(Items from an interface collection)
──────────────────────────────
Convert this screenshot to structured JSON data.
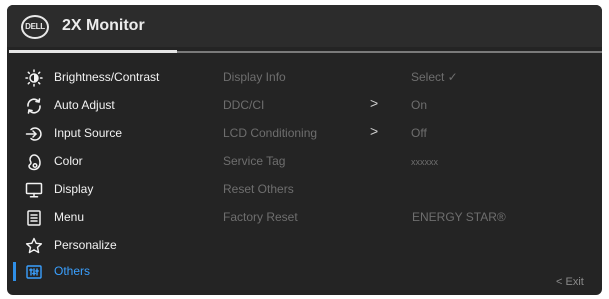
{
  "header": {
    "logo_text": "DELL",
    "title": "2X Monitor"
  },
  "menu": [
    {
      "label": "Brightness/Contrast",
      "icon": "brightness-icon"
    },
    {
      "label": "Auto Adjust",
      "icon": "auto-adjust-icon"
    },
    {
      "label": "Input Source",
      "icon": "input-source-icon"
    },
    {
      "label": "Color",
      "icon": "color-icon"
    },
    {
      "label": "Display",
      "icon": "display-icon"
    },
    {
      "label": "Menu",
      "icon": "menu-icon"
    },
    {
      "label": "Personalize",
      "icon": "star-icon"
    },
    {
      "label": "Others",
      "icon": "others-icon",
      "active": true
    }
  ],
  "others": {
    "display_info": {
      "label": "Display Info",
      "value": "Select ✓"
    },
    "ddc_ci": {
      "label": "DDC/CI",
      "value": "On",
      "chevron": ">"
    },
    "lcd_conditioning": {
      "label": "LCD Conditioning",
      "value": "Off",
      "chevron": ">"
    },
    "service_tag": {
      "label": "Service Tag",
      "value": "xxxxxx"
    },
    "reset_others": {
      "label": "Reset Others"
    },
    "factory_reset": {
      "label": "Factory Reset",
      "value": "ENERGY STAR®"
    }
  },
  "footer": {
    "exit_label": "< Exit"
  },
  "colors": {
    "panel": "#242424",
    "accent": "#3aa0ff",
    "active_bar": "#2f8fe8"
  }
}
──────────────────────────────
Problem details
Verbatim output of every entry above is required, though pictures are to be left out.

Written solution
Convert this screenshot to structured JSON data.
{
  "header": {
    "logo_text": "DELL",
    "title": "2X Monitor"
  },
  "menu": [
    {
      "label": "Brightness/Contrast",
      "icon": "brightness-icon"
    },
    {
      "label": "Auto Adjust",
      "icon": "auto-adjust-icon"
    },
    {
      "label": "Input Source",
      "icon": "input-source-icon"
    },
    {
      "label": "Color",
      "icon": "color-icon"
    },
    {
      "label": "Display",
      "icon": "display-icon"
    },
    {
      "label": "Menu",
      "icon": "menu-icon"
    },
    {
      "label": "Personalize",
      "icon": "star-icon"
    },
    {
      "label": "Others",
      "icon": "others-icon",
      "active": true
    }
  ],
  "others": {
    "display_info": {
      "label": "Display Info",
      "value": "Select ✓"
    },
    "ddc_ci": {
      "label": "DDC/CI",
      "value": "On",
      "chevron": ">"
    },
    "lcd_conditioning": {
      "label": "LCD Conditioning",
      "value": "Off",
      "chevron": ">"
    },
    "service_tag": {
      "label": "Service Tag",
      "value": "xxxxxx"
    },
    "reset_others": {
      "label": "Reset Others"
    },
    "factory_reset": {
      "label": "Factory Reset",
      "value": "ENERGY STAR®"
    }
  },
  "footer": {
    "exit_label": "< Exit"
  },
  "colors": {
    "panel": "#242424",
    "accent": "#3aa0ff",
    "active_bar": "#2f8fe8"
  }
}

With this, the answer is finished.